4.0 DISSCUSSION OF FINDINGS/RESULTS
analysis of the purge test data indicates that the Micrcoon™ is effective in capturing and removing significant quantities
of respirable airborne particulate from the immediate surrounding
area. The effectiveness of the disinfection option of the
unit was not evaluated as
part of the purge testing reported herein.
The test data
collected consisted of airborne paticulate concentrations
measured as a function of location and evaluation (within
the test room) and time. This data is presented in graph
form in Appendix I. A total of five (5) purge tests were
conducted. These include operating the Microcon™ alone
and in tandem with
the test room’s
HVAC system. The Microcon™ appeared to function most efficiently
when operated ` with a room’s own HVAC system but is also capable
of operating well even without such aid. This was most likely due to
the added turbulence
provided by the HVAC system.
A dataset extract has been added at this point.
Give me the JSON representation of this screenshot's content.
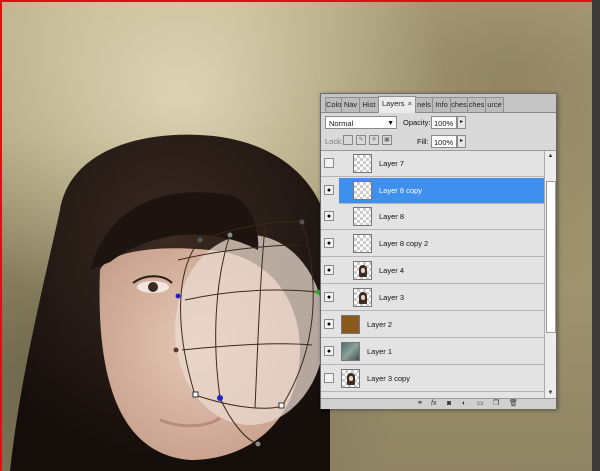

It would also appear that the Microcon™ benefits
when it is placed in a location where it can take best advantage of the
induced currents produced by the HVAC system when these currents do not
design effectiveness of the unit.
It should be noted when reviewing the
data continued in the charted test data in
accordance with the HazDust™ manufacturer’s directions all monitors
and subsequent reading are subject to a background correction of approximately
1-2% of the highest dust concentrations encountered. This correction
is a function of the optics used in the monitors and is non-correctable
by zero correction. Hence, each final reading should be viewed accordingly.
we were asked to perform the evaluation tests under the most stringent
conditions possible the reported data was not adjusted in any way for
background build-up. When the background build-up is taken into account
and the final reading so corrected the actual levels or percentage
of dust removal by the Microcon™ (Air Purication Machine) during
the test is even greater than indicated.
lack of zero correction and the high levels of airborne dust used
during these tests were of particular concern with regard
to the data depicted by sensors number 4, 3, 3 and 3 on
Charts Number 4 (Test No. 2), Chart Number
5 (Test No.3),
Chart Number 6 (Test No.4) and Chart Number 7 (Test No. 5) respectively.
These sensor read-outs show close evidence of this phenomena.
If the background corrections recommended by the manufacturer
is performed on all data the end-point or final readings
at these locations would be more consistent with those observed for
the other sensor readings obtained during the respective